In our story this morning, Jesus once more turns our world upside down. He confronts us with our assumptions about who is good and who is evil. And he demonstrates for us the trick we so often play in our minds before we decide how we are to treat one another. Like the crowd that murmured about Zacchaeus, it is easy for us to be blinded by our prejudice of “those people”, whoever “those people” may be, and find ourselves accusing the very people we perhaps should be emulating. By showing hospitality in receiving Jesus into his home that day Zacchaeus came to live up to his name which actually can be translated as “pure”, or “innocent”-something which Jesus knew all along.
As I think about this parable told by Jesus to his disciples and some who challenged him, a couple of observations stand out. To begin with our justification is not obtained by charitable giving or the practice of a strict spiritual discipline. In fact, justification is not achieved at all it is a gift that is received from God who reaches out in mercy to us sinners.
On the way to Jerusalem Jesus was going through the region between Samaria and Galilee. As he entered a village, ten lepers approached him. Keeping their distance, they called out, saying, ‘Jesus, Master, have mercy on us!’ (Luke 17:11 – 13)
“Trust what you have – what you have been given,” Francis said reminding his devotees that Jesus promised his followers, “You have faith enough to uproot trees.” Those who have faith have also amazing power, power enough to move mountains.
Jesus demonstrates this love in preaching, teaching, and healing wherever he goes. We know that God’s assessments of our situations are frequently reversals of our own. His way are not our ways. The Epistle of First Timothy notes that the desire to be rich, the love of money, not money itself, is the root of many evils and that “in their eagerness to be rich, some have wandered away from the faith and pierced themselves with many pains”. (1 Tim. 6: 10). Jesus notes later in Luke that it is easier for a camel to get through the eye of a needle than for a rich man to get into heaven.
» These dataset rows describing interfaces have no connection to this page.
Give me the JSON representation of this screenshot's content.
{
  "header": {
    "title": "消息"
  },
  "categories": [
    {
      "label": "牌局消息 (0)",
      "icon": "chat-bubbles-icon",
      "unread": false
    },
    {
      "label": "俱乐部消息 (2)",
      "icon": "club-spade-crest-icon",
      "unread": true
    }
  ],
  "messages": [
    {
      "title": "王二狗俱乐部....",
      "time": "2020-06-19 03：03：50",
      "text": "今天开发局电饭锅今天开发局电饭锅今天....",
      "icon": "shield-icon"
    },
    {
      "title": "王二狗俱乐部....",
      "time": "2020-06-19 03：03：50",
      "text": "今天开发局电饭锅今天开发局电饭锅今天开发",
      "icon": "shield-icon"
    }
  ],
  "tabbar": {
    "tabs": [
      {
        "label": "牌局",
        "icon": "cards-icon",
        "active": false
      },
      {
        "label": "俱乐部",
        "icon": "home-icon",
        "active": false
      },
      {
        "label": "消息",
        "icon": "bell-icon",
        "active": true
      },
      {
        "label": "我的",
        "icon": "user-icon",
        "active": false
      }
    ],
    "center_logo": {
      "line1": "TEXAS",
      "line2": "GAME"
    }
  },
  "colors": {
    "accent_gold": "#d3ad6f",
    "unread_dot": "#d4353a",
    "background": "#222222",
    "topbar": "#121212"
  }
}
The way we relate to money and use it in our lives is of crucial importance to our faith.